--- What this task involves ---
Exact repetition of the data is the whole task.

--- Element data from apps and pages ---
┄┄┄┄┄┄┄┄┄┄
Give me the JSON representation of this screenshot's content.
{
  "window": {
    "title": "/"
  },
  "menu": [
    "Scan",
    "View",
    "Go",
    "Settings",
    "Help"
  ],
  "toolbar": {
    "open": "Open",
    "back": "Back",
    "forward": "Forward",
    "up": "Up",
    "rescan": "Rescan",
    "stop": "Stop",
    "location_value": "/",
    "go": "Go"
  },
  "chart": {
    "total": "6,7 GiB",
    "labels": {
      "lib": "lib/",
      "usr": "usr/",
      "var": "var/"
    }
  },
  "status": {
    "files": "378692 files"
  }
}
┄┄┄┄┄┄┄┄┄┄
--- Response to the exercise ---
Give me the JSON representation of this screenshot's content.
{
  "window": {
    "title": "/"
  },
  "menu": [
    "Scan",
    "View",
    "Go",
    "Settings",
    "Help"
  ],
  "toolbar": {
    "open": "Open",
    "back": "Back",
    "forward": "Forward",
    "up": "Up",
    "rescan": "Rescan",
    "stop": "Stop",
    "location_value": "/",
    "go": "Go"
  },
  "chart": {
    "total": "6,7 GiB",
    "labels": {
      "lib": "lib/",
      "usr": "usr/",
      "var": "var/"
    }
  },
  "status": {
    "files": "378692 files"
  }
}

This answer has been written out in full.